Aim of the exercise — The expected response is an exact repetition of every record, with images excluded.

Data supplied —
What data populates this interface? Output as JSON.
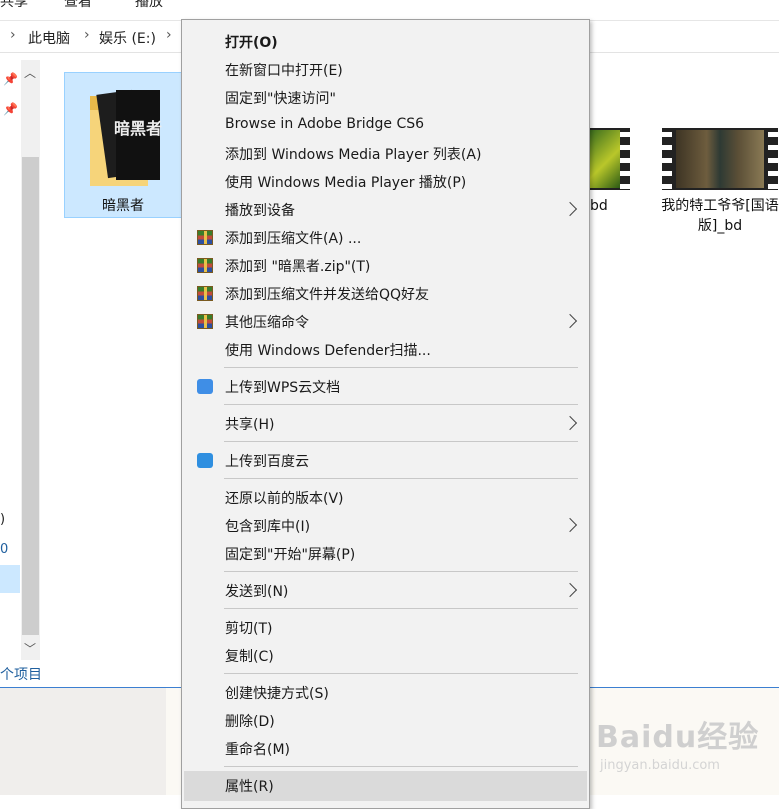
{
  "ribbon": {
    "tabs": [
      "共享",
      "查看",
      "播放"
    ]
  },
  "address_bar": {
    "crumbs": [
      "此电脑",
      "娱乐 (E:)"
    ]
  },
  "nav_pane": {
    "partial_labels": [
      ")",
      "0"
    ]
  },
  "status_bar": {
    "text": "个项目"
  },
  "files": [
    {
      "name": "暗黑者",
      "folder_art_text": "暗黑者",
      "selected": true
    },
    {
      "name": "bd",
      "partial": true
    },
    {
      "name": "我的特工爷爷[国语版]_bd"
    }
  ],
  "context_menu": {
    "items": [
      {
        "label": "打开(O)",
        "bold": true
      },
      {
        "label": "在新窗口中打开(E)"
      },
      {
        "label": "固定到\"快速访问\""
      },
      {
        "label": "Browse in Adobe Bridge CS6"
      },
      {
        "label": "添加到 Windows Media Player 列表(A)"
      },
      {
        "label": "使用 Windows Media Player 播放(P)"
      },
      {
        "label": "播放到设备",
        "submenu": true
      },
      {
        "label": "添加到压缩文件(A) ...",
        "icon": "winrar-icon"
      },
      {
        "label": "添加到 \"暗黑者.zip\"(T)",
        "icon": "winrar-icon"
      },
      {
        "label": "添加到压缩文件并发送给QQ好友",
        "icon": "winrar-icon"
      },
      {
        "label": "其他压缩命令",
        "icon": "winrar-icon",
        "submenu": true
      },
      {
        "label": "使用 Windows Defender扫描..."
      },
      {
        "label": "上传到WPS云文档",
        "icon": "wps-cloud-icon"
      },
      {
        "label": "共享(H)",
        "submenu": true
      },
      {
        "label": "上传到百度云",
        "icon": "baidu-cloud-icon"
      },
      {
        "label": "还原以前的版本(V)"
      },
      {
        "label": "包含到库中(I)",
        "submenu": true
      },
      {
        "label": "固定到\"开始\"屏幕(P)"
      },
      {
        "label": "发送到(N)",
        "submenu": true
      },
      {
        "label": "剪切(T)"
      },
      {
        "label": "复制(C)"
      },
      {
        "label": "创建快捷方式(S)"
      },
      {
        "label": "删除(D)"
      },
      {
        "label": "重命名(M)"
      },
      {
        "label": "属性(R)",
        "hovered": true
      }
    ]
  },
  "watermark": {
    "brand": "Baidu经验",
    "url": "jingyan.baidu.com"
  },
  "colors": {
    "menu_bg": "#f2f2f2",
    "selection": "#cce8ff",
    "hover": "#dadada",
    "accent_blue": "#3c7fd1"
  }
}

Task result —
What data populates this interface? Output as JSON.
{
  "ribbon": {
    "tabs": [
      "共享",
      "查看",
      "播放"
    ]
  },
  "address_bar": {
    "crumbs": [
      "此电脑",
      "娱乐 (E:)"
    ]
  },
  "nav_pane": {
    "partial_labels": [
      ")",
      "0"
    ]
  },
  "status_bar": {
    "text": "个项目"
  },
  "files": [
    {
      "name": "暗黑者",
      "folder_art_text": "暗黑者",
      "selected": true
    },
    {
      "name": "bd",
      "partial": true
    },
    {
      "name": "我的特工爷爷[国语版]_bd"
    }
  ],
  "context_menu": {
    "items": [
      {
        "label": "打开(O)",
        "bold": true
      },
      {
        "label": "在新窗口中打开(E)"
      },
      {
        "label": "固定到\"快速访问\""
      },
      {
        "label": "Browse in Adobe Bridge CS6"
      },
      {
        "label": "添加到 Windows Media Player 列表(A)"
      },
      {
        "label": "使用 Windows Media Player 播放(P)"
      },
      {
        "label": "播放到设备",
        "submenu": true
      },
      {
        "label": "添加到压缩文件(A) ...",
        "icon": "winrar-icon"
      },
      {
        "label": "添加到 \"暗黑者.zip\"(T)",
        "icon": "winrar-icon"
      },
      {
        "label": "添加到压缩文件并发送给QQ好友",
        "icon": "winrar-icon"
      },
      {
        "label": "其他压缩命令",
        "icon": "winrar-icon",
        "submenu": true
      },
      {
        "label": "使用 Windows Defender扫描..."
      },
      {
        "label": "上传到WPS云文档",
        "icon": "wps-cloud-icon"
      },
      {
        "label": "共享(H)",
        "submenu": true
      },
      {
        "label": "上传到百度云",
        "icon": "baidu-cloud-icon"
      },
      {
        "label": "还原以前的版本(V)"
      },
      {
        "label": "包含到库中(I)",
        "submenu": true
      },
      {
        "label": "固定到\"开始\"屏幕(P)"
      },
      {
        "label": "发送到(N)",
        "submenu": true
      },
      {
        "label": "剪切(T)"
      },
      {
        "label": "复制(C)"
      },
      {
        "label": "创建快捷方式(S)"
      },
      {
        "label": "删除(D)"
      },
      {
        "label": "重命名(M)"
      },
      {
        "label": "属性(R)",
        "hovered": true
      }
    ]
  },
  "watermark": {
    "brand": "Baidu经验",
    "url": "jingyan.baidu.com"
  },
  "colors": {
    "menu_bg": "#f2f2f2",
    "selection": "#cce8ff",
    "hover": "#dadada",
    "accent_blue": "#3c7fd1"
  }
}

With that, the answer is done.